Your goal: All lines of the material that contain "JSON" must be copied out.

Material for this exercise:
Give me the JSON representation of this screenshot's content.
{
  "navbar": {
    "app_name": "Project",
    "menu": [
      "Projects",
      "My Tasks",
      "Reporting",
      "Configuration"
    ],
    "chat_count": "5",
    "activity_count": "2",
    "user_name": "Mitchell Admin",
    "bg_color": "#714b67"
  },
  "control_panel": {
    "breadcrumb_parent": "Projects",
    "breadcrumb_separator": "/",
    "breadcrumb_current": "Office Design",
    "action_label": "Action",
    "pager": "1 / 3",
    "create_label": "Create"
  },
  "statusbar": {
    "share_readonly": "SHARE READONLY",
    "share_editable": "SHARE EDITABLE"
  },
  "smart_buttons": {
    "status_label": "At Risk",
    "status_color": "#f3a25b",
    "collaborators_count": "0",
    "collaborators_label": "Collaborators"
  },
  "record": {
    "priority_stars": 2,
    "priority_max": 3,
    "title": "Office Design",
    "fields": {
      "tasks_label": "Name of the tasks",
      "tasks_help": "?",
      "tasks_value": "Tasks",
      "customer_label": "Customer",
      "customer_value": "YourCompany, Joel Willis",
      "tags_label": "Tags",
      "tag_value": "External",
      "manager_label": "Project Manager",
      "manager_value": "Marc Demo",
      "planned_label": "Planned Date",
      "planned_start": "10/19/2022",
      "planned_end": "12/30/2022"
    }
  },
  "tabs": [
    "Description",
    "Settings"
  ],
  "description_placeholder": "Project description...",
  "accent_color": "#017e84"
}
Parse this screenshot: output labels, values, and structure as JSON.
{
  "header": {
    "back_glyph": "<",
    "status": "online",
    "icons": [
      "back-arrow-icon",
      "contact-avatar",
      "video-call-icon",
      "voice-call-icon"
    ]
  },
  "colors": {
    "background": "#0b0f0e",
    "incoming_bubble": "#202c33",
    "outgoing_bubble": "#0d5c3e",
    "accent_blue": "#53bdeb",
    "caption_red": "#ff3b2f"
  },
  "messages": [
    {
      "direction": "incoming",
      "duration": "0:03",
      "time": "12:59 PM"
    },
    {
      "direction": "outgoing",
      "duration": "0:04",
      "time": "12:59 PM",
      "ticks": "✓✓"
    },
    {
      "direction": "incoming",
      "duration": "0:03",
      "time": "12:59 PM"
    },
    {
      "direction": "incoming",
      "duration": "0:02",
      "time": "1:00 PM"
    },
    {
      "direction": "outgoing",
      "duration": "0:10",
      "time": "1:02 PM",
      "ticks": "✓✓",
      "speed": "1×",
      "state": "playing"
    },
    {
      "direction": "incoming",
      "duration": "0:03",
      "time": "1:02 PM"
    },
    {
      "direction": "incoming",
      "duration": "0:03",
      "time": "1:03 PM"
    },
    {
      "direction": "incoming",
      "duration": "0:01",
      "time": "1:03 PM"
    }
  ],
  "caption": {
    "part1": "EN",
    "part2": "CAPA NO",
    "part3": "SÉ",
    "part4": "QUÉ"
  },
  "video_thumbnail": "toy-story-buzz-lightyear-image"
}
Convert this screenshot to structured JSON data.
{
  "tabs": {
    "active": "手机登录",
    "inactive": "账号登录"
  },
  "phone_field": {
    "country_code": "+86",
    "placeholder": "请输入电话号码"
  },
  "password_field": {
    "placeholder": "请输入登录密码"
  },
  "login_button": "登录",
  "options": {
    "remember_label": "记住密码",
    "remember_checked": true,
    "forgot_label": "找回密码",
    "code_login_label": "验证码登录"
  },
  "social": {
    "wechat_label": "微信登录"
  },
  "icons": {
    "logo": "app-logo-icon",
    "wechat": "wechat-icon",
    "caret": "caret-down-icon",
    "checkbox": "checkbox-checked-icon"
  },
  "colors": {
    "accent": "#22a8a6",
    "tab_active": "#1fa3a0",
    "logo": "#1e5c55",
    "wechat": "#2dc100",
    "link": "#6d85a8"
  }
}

Answer box:
Give me the JSON representation of this screenshot's content.
Parse this screenshot: output labels, values, and structure as JSON.
Convert this screenshot to structured JSON data.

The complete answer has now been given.